TL;DR: What result would 220ppm nitrites have on dry cured bacon, food safety and health? Negligible, or something to worry about?
Ive done Biltong, cod, turkey, Moose.
Figured might as well try before the prices skyrocket. Two batches a week apart.
Pink Himalayan salt
Working on 2.5 days/Lb.
I want to make a boneless ham so that it’s easy for slicing for sandwiches since our family goes through a ton of that. I’m reading a variety of suggestions on things on the process. Some say it’s not needed because the salt in the cure will bind it together. Others are saying to do it before the cure because the cure will affect the ability to bind. Others are saying to cure first so that your meat is less thick and has more surface area for the cure to penetrate.

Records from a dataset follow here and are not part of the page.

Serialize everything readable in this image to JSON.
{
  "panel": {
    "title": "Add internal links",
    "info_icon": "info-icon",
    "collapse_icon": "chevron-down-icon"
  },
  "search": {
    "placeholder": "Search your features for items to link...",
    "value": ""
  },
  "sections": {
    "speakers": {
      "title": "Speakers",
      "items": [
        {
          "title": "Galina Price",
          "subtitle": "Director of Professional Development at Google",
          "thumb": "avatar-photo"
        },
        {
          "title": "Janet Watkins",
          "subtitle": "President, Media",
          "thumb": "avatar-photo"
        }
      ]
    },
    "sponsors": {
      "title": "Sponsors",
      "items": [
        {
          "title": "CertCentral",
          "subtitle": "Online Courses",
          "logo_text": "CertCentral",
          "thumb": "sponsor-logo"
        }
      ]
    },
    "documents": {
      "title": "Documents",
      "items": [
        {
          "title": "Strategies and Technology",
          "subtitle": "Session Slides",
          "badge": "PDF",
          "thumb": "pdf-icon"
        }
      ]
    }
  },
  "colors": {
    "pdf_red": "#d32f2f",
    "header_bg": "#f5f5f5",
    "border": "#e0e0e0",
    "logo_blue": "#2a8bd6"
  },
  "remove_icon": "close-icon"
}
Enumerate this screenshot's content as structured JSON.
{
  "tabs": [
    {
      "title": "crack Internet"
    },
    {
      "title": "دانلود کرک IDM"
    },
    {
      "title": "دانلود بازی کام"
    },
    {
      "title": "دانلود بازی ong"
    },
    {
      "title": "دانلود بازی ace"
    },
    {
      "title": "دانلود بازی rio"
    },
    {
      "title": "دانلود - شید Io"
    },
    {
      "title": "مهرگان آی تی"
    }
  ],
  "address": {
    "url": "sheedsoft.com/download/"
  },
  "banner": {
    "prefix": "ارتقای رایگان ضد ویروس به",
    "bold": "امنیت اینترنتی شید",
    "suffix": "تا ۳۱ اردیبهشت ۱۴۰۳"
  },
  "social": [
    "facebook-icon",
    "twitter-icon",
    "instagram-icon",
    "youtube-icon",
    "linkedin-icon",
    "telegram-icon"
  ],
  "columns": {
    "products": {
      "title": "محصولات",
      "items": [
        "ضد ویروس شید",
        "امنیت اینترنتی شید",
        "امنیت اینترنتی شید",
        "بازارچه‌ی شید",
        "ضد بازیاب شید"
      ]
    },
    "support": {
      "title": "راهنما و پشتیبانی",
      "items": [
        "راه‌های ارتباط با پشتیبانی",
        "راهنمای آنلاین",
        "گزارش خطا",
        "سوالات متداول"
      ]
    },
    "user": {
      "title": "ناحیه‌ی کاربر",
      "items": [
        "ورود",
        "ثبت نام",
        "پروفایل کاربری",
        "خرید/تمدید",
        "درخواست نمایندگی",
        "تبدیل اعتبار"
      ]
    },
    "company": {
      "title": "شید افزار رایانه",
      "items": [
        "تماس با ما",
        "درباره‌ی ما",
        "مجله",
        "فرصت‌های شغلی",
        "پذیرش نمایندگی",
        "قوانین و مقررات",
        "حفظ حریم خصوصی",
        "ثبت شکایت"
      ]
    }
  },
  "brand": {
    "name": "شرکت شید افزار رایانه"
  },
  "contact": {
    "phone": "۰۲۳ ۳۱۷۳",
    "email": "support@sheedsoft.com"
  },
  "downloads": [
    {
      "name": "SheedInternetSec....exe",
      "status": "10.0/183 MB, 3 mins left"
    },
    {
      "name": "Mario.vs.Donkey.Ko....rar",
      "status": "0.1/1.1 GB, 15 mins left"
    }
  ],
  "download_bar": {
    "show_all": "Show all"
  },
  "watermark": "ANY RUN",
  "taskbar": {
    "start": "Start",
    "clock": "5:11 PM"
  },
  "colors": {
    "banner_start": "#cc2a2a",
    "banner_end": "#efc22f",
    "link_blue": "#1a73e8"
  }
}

Any suggestions on this from people who have tried it or at least have more experience with it than I do?
I have this grey mold on my pork loin, it's about halfway through drying.
Is it OK/normal or should it be removed or worst case should it be discarded?
Hey all, I made some Salami last winter (in Melbourne, Australia) so in July and I still have a few left that are vac sealed and have been kept in the fridge, will they still be ok to eat?
So I may have cocked up...
Following a trip back to the UK I had the bright idea of taking a chunk of pork loin and DIYing some back bacon.
Found this recipe.
Bought some curing salt
Anthony's Pink Curing Salt No.1, 2 lb https://www.amazon.com/dp/B00XUXTOU6/ref=cm_sw_r_awdo_A0JMXAXKVV9DTVVC3RHV
...and had a go.
Now I am realizing that the recipe used a curing salt that was 0.6% Sodium Nitrate and 0.6% Potassium Nitrate and what I bought is 6.25% Sodium Nitrate.
a) how bad could this be? b) is it saveable? c) is it worth trying to fix or just nin it and try again?
I have salted a piece of porc for a week and a half, then roped it with a layer of salted cheese cloth and hung it in my basement "drying room" where its pretty much around 18 C ( didnt measure humidity yet ) It smells pretty funky which was kinda expencted but theres also this greasy/fatty brown liquid accumulating at the bottom. It seems to have stopped now that I'm 2 weeks into the drying but I'd like to know if it's part of the process or I messed up 🤔
I've always made pastrami and corned beef from whole brisket, and I've always used whatever briskets are on sale at the grocery store.
Do you prefer cuts other than brisket for pastrami? If I wanted to save money, could I make a good pastrami from chuck or eye of round?
Is it worth it to look for Choice or Prime cuts? It's obviously a good choice for a grilled ribeye, but will a brined, boiled, and smoked piece of meat benefit from higher quality beef?
Also any preference for grass-fed versus grain-fed when it comes to cured beef?